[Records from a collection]
##############################

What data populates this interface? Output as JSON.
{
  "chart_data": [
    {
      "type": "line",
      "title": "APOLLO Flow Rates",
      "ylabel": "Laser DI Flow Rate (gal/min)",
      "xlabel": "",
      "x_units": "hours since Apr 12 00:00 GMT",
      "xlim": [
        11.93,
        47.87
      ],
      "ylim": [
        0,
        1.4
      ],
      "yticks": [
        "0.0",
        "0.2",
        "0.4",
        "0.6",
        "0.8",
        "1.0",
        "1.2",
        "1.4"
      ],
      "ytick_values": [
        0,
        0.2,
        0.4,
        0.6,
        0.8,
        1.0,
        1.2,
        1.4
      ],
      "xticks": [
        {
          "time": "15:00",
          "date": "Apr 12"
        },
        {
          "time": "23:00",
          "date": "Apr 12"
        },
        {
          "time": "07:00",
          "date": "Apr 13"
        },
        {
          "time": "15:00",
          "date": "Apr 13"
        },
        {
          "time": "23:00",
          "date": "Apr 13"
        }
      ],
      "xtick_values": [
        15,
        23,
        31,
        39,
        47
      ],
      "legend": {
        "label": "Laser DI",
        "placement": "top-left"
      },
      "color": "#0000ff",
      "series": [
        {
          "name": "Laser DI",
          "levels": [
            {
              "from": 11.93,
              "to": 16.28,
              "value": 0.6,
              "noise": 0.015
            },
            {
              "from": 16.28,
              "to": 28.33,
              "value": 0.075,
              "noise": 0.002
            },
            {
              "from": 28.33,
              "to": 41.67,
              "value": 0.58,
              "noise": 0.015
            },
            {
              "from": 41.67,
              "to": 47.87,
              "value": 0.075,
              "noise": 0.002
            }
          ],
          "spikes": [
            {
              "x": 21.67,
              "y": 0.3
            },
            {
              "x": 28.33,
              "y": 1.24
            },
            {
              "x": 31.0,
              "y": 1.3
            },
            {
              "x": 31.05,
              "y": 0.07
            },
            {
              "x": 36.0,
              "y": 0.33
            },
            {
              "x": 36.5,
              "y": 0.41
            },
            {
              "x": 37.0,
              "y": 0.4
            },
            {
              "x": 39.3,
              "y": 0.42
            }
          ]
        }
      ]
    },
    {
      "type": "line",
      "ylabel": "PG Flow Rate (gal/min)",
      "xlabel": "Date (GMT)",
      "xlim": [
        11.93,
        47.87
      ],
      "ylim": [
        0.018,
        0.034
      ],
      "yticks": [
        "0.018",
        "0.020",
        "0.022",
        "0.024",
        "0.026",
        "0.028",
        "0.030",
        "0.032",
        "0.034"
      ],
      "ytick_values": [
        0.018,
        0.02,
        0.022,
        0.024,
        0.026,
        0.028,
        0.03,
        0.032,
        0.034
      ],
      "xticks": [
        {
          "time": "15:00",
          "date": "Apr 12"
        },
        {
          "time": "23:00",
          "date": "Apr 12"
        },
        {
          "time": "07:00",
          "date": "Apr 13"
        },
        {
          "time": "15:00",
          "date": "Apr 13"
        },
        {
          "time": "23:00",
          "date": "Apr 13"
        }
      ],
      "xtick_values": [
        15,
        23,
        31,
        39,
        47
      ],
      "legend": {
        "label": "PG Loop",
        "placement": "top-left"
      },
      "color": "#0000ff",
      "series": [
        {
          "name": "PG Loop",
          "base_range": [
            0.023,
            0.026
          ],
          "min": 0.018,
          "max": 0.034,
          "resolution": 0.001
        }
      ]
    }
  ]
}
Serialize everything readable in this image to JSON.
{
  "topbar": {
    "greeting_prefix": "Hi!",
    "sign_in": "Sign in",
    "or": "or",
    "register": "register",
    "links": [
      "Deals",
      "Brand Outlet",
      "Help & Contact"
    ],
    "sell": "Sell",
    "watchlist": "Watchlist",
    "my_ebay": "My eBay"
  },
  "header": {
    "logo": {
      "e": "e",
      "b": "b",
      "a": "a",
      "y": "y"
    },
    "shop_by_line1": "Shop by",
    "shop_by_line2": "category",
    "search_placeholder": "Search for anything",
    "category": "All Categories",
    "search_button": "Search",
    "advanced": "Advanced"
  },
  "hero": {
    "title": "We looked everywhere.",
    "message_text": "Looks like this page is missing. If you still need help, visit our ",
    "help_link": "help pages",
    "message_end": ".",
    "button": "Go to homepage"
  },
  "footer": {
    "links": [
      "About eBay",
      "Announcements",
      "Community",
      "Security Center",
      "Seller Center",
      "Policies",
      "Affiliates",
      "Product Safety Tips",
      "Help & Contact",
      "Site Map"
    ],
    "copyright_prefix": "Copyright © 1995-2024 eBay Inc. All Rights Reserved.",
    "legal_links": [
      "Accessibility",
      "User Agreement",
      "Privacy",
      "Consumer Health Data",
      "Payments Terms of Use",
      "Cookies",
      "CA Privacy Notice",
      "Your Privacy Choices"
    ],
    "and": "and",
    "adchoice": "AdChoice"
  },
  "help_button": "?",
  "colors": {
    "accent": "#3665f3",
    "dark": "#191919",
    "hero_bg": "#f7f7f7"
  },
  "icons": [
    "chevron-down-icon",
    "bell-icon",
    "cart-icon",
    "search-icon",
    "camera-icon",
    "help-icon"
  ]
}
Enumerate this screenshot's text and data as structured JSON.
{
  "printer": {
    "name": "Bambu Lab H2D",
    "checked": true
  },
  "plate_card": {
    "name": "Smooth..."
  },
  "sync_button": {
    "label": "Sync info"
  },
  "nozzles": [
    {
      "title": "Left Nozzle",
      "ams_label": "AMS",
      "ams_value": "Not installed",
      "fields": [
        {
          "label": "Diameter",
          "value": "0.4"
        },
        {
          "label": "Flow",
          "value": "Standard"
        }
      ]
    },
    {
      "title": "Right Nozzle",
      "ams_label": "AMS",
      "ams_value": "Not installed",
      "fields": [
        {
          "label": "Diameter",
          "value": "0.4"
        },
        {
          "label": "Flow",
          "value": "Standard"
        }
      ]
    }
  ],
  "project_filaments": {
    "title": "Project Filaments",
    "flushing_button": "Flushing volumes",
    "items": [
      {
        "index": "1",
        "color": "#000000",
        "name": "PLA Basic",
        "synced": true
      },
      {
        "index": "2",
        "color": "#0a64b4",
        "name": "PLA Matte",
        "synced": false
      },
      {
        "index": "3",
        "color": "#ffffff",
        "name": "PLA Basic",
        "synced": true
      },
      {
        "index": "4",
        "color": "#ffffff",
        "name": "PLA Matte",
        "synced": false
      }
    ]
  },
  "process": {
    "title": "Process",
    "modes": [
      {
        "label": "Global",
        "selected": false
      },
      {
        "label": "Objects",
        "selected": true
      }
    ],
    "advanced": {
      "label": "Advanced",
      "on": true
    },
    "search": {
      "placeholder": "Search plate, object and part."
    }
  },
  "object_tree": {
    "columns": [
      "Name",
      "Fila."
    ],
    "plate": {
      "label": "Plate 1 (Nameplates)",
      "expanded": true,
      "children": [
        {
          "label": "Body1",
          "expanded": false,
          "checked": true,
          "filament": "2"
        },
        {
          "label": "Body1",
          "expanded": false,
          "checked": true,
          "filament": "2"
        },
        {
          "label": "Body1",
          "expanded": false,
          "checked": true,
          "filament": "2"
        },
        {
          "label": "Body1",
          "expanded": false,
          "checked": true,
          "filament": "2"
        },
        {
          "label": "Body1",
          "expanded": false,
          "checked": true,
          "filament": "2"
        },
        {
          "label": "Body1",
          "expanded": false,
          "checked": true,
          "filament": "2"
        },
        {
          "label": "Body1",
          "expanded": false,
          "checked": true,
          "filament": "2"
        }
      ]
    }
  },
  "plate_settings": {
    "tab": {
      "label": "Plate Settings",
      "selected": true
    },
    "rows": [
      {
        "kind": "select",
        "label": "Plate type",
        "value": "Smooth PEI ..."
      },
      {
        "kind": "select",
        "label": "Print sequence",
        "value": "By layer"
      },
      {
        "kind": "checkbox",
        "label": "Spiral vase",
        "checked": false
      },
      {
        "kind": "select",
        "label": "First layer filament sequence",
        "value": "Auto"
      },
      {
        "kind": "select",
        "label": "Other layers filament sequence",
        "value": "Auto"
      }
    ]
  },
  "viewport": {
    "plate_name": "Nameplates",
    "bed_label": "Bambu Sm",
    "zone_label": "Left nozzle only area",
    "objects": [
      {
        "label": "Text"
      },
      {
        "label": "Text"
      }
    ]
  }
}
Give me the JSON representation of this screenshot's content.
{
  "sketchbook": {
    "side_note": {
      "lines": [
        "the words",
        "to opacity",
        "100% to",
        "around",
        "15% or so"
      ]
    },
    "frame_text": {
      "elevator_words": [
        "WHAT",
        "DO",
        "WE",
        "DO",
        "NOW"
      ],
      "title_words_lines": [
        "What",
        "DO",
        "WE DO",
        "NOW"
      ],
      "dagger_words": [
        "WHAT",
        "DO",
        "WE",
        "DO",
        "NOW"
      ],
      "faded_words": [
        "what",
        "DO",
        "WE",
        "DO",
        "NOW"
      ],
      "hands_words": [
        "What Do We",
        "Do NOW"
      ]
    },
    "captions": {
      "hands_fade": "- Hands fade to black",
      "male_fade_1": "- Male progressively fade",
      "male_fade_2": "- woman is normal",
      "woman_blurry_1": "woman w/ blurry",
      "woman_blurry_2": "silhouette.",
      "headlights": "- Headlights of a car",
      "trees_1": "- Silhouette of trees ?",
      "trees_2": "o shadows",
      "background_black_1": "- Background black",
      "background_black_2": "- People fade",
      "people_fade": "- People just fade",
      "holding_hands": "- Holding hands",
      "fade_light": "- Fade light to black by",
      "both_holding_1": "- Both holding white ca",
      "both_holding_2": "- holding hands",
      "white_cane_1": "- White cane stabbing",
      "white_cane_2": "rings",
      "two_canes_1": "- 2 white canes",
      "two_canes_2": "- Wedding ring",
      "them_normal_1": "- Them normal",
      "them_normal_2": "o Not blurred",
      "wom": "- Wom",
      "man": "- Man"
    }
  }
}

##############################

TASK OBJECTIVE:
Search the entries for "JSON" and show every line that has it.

RESPONSE BELOW:
What data populates this interface? Output as JSON.
Serialize everything readable in this image to JSON.
Enumerate this screenshot's text and data as structured JSON.
Give me the JSON representation of this screenshot's content.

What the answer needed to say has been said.